Golfe de Hammamet : risques liés à une EANM de 50 cm à l’horizon 2100 Parties de sebkha (marécage salé) susceptibles de se transformer en lagunes Plages menacées de disparition définitive Plages subissant un recul du fait de l’EANM, mais peuvent s’y adapter Phénomène amplifié en considérant les surcôtes Progression de la salinité
Studies on agriculture xGreater erosion, leading to widespread soil degradation xDeficient yields from rain-based agriculture of up to 50% during the 2000-2020 period xReduced crop growth period xRisk of non-dormancy of some arboreal species xReduced agricultural activity in coastal zones due to anticipated salification of ground water xReduced agricultural production linked to higher water demand in this sector, combined with an anticipated decrease in that resource in the region. Recommendations to adapt this sector to climatic changes, - incorporating better use of water for agriculture (new techniques), -adoption of drought-resistant varieties, -better selection of planting dates, -supplemental irrigation in zones that lend themselves to that practice.
Water sector -Probable decrease in water flow -Change in seasonal water recharging, with impact on the effectiveness of certain hydraulic and agricultural systems -Increased evapotranspiration and, consequently, water salinity -Drop in water tables and increased salinity of coastal ground water xWarmer, less aerated surface water, with less flow and, therefore, less able to dilute and biodegrade certain pollutants Cas Study: Al Wahda Dam
Al Wahda Dam : Ouergha Watershed A hydrologic model simulating runoff to the mouth of the watershed, taking into account precipitation and air temperature, was developed, calibrated, and validated for the watershed.

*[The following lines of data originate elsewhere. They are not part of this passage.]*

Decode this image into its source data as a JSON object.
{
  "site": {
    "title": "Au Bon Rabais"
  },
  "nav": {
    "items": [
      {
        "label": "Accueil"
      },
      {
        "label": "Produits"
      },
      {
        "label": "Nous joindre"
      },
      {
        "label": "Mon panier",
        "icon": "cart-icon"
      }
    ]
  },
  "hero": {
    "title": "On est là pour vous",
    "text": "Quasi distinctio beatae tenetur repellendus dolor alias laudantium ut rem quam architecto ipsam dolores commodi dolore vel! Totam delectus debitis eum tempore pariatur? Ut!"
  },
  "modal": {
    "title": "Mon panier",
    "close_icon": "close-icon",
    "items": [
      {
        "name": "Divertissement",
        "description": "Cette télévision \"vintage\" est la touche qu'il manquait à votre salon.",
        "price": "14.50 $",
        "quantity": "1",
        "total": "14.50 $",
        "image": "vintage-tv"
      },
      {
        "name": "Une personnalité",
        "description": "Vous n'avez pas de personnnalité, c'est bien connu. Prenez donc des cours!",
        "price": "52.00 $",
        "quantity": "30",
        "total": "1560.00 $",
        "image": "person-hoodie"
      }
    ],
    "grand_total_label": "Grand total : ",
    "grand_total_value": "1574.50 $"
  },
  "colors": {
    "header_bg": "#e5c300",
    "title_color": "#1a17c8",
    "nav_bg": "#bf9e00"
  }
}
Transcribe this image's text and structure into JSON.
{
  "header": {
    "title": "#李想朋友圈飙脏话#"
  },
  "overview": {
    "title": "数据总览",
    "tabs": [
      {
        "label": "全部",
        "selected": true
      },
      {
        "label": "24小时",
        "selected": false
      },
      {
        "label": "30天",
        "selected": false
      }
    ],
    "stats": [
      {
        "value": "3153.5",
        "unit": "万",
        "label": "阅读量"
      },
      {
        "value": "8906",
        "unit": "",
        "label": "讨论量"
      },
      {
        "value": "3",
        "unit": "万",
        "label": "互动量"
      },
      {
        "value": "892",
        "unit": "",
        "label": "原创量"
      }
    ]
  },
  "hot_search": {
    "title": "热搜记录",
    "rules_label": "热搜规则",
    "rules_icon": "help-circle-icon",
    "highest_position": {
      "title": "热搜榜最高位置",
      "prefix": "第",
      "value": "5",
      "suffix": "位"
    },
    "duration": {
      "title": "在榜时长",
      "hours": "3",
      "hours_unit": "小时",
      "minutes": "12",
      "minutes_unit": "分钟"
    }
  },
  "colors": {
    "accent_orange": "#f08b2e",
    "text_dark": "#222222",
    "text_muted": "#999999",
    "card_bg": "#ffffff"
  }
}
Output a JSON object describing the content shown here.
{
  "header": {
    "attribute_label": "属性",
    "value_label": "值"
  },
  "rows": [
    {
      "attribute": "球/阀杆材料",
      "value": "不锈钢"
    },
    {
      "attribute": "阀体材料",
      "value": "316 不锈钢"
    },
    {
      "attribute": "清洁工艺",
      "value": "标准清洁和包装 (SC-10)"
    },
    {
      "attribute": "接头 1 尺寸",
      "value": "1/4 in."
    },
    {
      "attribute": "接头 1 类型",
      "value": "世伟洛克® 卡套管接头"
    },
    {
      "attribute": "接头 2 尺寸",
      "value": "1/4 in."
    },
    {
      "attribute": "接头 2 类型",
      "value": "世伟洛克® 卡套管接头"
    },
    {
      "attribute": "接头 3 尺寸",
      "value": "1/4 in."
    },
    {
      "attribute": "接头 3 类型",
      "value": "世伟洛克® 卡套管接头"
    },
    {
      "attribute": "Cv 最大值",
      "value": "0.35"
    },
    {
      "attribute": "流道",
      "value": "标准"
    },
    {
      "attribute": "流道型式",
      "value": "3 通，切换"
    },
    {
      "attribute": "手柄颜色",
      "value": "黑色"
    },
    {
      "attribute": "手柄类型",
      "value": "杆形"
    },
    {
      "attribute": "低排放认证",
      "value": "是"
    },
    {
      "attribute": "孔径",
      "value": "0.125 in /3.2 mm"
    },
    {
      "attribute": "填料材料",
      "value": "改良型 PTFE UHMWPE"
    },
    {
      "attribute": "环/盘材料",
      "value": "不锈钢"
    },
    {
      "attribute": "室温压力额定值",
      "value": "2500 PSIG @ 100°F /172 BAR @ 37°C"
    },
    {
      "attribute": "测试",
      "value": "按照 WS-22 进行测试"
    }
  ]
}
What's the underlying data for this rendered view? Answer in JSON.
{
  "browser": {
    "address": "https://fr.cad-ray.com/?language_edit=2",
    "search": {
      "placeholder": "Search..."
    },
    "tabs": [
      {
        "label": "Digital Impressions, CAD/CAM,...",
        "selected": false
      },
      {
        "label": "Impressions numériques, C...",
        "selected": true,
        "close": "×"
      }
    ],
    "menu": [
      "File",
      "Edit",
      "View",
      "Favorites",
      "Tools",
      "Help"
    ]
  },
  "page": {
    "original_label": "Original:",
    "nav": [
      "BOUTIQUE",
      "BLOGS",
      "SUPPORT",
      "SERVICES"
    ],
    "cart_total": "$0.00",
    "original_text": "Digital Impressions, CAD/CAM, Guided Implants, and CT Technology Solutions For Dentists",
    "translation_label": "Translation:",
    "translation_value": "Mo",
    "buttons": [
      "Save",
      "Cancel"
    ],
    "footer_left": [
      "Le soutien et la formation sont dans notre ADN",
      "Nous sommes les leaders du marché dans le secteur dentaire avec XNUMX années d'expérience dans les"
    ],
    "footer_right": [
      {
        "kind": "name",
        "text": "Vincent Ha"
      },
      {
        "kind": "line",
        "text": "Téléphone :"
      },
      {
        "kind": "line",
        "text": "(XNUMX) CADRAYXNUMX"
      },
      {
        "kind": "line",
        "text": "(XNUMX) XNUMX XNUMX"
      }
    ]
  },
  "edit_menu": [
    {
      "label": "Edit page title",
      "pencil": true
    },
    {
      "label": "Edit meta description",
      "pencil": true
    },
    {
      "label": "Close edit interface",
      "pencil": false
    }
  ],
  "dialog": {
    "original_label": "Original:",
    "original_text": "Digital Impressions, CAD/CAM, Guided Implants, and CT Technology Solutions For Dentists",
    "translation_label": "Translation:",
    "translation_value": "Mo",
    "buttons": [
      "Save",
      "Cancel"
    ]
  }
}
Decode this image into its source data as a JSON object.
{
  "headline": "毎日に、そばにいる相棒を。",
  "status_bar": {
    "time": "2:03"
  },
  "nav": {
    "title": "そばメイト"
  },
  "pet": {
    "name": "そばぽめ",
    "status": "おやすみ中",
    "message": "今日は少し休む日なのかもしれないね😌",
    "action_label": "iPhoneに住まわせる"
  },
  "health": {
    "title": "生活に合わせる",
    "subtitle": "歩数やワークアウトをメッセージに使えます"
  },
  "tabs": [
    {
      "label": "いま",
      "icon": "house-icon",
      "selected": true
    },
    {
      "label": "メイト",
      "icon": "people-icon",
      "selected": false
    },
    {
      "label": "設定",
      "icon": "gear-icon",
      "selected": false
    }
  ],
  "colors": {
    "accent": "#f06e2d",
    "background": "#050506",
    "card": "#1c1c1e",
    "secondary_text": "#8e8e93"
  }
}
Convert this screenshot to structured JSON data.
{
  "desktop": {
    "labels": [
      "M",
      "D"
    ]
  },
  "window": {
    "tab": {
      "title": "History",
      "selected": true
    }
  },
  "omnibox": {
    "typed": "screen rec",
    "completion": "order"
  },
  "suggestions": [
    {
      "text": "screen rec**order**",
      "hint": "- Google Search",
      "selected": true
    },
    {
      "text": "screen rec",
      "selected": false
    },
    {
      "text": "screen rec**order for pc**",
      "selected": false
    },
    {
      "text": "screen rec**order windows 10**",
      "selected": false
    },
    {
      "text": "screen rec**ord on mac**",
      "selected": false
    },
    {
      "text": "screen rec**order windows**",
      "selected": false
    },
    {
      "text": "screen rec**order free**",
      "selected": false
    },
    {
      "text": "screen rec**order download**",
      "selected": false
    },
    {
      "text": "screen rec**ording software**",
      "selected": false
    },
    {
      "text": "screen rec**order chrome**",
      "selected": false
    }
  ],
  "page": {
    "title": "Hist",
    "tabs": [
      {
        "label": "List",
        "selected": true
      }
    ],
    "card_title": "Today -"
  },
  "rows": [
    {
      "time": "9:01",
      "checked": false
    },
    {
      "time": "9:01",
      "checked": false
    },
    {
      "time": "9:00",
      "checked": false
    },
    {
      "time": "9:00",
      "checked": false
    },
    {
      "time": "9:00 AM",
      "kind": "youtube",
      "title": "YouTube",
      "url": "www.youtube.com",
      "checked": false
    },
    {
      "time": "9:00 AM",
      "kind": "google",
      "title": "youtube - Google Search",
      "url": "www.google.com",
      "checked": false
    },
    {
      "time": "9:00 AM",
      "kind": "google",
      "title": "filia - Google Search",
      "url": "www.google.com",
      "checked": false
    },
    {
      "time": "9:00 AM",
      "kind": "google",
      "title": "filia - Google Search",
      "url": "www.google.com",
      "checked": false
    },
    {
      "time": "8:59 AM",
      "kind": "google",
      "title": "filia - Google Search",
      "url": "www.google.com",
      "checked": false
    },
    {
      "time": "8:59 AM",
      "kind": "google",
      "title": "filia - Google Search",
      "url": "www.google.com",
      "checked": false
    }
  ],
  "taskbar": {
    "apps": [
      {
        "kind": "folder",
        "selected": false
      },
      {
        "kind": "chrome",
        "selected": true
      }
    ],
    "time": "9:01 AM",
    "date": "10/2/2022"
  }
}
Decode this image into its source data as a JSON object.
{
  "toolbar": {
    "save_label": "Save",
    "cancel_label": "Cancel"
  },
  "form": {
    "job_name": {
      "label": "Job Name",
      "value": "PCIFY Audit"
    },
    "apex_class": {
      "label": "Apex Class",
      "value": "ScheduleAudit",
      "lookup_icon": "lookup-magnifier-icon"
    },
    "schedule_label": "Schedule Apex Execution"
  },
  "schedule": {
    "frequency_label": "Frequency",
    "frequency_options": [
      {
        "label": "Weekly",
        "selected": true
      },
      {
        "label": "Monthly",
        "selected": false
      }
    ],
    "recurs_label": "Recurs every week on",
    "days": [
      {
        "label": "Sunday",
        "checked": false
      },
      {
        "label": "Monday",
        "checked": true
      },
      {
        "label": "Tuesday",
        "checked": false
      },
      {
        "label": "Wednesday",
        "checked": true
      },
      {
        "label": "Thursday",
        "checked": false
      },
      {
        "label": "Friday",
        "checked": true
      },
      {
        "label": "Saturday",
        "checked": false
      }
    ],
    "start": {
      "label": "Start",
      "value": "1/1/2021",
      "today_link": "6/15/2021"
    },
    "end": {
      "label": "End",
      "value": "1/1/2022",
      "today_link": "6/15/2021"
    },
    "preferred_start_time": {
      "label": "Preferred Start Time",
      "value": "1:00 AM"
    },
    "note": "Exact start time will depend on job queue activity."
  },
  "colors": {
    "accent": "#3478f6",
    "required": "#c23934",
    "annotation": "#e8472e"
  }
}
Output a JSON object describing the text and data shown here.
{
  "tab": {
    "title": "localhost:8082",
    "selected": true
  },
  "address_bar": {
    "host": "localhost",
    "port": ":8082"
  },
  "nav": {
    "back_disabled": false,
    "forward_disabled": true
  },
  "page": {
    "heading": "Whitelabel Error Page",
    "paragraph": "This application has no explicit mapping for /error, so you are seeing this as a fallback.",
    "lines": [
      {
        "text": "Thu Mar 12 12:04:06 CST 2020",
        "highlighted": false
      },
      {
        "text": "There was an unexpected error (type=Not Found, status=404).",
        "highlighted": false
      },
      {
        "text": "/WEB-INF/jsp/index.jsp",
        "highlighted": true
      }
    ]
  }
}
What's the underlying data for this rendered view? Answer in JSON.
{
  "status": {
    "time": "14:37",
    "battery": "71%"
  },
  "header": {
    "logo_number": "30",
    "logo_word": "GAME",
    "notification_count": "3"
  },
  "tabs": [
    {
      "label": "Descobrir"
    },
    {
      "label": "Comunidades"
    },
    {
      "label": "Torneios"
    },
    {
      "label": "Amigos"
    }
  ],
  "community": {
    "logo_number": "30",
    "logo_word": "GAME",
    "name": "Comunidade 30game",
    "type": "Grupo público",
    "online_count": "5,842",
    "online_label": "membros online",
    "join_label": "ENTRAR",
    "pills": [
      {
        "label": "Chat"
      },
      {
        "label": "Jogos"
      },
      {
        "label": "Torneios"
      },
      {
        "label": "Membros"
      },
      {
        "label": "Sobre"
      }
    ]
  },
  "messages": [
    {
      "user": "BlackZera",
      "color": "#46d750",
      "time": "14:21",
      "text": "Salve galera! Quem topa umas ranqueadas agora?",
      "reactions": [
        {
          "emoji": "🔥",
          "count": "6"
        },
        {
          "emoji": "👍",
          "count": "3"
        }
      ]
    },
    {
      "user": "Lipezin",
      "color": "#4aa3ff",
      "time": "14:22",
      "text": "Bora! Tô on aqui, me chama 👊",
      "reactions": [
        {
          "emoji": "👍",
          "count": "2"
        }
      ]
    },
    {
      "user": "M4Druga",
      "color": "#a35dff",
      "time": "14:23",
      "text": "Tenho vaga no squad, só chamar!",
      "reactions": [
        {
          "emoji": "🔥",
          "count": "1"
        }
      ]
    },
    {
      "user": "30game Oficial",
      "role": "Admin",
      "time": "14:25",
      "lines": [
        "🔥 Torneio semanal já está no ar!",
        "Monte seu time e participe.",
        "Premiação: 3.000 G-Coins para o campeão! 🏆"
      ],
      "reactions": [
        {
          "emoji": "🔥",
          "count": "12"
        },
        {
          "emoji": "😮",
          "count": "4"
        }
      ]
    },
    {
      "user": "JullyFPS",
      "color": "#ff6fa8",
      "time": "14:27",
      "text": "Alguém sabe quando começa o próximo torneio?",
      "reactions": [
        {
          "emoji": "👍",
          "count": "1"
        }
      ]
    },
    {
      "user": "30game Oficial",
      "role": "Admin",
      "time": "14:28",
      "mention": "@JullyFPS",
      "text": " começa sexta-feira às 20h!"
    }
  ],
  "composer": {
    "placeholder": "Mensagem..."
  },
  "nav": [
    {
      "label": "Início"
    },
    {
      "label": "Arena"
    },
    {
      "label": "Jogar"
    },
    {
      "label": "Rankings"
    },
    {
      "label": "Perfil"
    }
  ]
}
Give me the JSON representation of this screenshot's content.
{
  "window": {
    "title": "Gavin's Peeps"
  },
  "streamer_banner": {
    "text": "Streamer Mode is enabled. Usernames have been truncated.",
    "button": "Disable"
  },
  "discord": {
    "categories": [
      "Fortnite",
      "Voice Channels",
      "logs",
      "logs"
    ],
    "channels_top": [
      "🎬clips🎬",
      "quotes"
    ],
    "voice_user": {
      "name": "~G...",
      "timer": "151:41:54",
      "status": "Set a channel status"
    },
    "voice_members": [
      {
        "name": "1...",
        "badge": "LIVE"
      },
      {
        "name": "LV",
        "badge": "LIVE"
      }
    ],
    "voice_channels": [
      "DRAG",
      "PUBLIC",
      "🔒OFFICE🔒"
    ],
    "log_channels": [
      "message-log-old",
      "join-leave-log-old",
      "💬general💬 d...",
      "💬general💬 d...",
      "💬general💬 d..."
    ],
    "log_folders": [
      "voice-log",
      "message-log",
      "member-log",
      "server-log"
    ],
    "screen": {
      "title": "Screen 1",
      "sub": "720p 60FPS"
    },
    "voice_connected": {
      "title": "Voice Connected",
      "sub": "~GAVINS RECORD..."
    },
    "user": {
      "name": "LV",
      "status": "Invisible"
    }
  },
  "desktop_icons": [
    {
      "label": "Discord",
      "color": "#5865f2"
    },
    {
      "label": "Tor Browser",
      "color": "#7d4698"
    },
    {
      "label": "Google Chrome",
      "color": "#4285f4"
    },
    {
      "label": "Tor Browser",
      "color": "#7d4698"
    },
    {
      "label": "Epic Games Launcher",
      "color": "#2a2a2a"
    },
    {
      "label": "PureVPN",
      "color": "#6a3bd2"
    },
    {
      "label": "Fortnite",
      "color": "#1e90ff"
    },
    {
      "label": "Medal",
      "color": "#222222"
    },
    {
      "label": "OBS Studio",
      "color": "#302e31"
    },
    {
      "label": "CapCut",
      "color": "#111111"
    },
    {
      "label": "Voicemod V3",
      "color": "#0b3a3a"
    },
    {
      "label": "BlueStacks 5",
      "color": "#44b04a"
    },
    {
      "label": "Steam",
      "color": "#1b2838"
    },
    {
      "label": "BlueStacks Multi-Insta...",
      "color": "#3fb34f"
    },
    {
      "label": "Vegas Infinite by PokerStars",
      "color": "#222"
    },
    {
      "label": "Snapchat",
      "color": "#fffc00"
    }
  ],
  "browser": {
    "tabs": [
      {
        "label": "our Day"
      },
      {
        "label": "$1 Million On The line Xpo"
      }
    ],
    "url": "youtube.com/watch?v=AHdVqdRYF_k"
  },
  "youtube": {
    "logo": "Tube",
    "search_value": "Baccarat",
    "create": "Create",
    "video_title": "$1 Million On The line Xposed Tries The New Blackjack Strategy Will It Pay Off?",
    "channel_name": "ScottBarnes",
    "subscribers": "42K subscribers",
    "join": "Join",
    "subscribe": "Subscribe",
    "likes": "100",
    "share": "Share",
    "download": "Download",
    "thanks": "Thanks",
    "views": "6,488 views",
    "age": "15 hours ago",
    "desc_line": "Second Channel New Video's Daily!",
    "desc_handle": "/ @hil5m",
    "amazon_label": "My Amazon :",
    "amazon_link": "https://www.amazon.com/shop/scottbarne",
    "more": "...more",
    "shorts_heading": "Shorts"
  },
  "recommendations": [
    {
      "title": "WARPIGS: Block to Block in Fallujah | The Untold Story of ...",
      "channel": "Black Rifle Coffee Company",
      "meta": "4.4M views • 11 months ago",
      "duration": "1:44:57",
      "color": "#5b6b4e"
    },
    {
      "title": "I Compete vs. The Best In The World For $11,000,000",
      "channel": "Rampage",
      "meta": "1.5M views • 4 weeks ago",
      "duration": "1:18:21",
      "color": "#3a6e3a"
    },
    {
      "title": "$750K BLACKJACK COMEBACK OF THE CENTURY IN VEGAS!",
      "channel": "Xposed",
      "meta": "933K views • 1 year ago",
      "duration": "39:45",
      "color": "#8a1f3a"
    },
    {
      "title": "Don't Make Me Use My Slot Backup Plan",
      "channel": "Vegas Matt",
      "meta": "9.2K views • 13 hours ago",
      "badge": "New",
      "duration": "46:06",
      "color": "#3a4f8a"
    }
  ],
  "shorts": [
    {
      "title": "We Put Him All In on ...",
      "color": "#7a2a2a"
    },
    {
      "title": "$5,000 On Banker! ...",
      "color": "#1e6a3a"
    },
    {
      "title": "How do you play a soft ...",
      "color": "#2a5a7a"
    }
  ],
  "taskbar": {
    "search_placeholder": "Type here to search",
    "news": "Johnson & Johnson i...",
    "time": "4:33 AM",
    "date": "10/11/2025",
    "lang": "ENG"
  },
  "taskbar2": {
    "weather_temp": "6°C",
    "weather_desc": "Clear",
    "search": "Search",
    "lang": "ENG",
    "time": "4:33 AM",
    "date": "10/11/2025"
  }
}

In a second phase of the research, this tool was used to assess the future of the runoff in the event of climatic changes, by incorporating into it the new temperatures anticipated by the general circulation models.
Different air temperature and precipitation scenarios were tested: from 1 to 4°C of warming and 0 to 10% decrease in precipitation Percentage of annual water deficit in the Al Wahda Dam (Oz) as a function of warming in °C (Ox) and the percentage of anticipated precipitation deficit (Oy)
Adaptive policies and actions are already imperative! what seems important for these countries in order to succeed in adapting is : the implementation of water policies structurally focusing on the scarcity of the resource and on its progressive future decrease due to climatic changes
V Adaptive actions and strategies to be implemented More accurate monitoring and, therefore, better qualitative and quantitative knowledge of climate changes in the region. Better forecasting of medium and long-term behaviour of climate in the region relative to anticipated climatic changes. Better developed, more complete, and, insofar as possible, quantitative assessment of the vulnerability of the region to climatic changes, and adaptive actions required as a consequence. Additionally, creation of an observatory to monitor changes in vulnerability in the various affected sectors. Immediate integration, into socio-economic and policy decision-making processes in these countries, of the high vulnerability of the region to climatic changes and the need for ongoing adaptation strategies and actions to deal with it.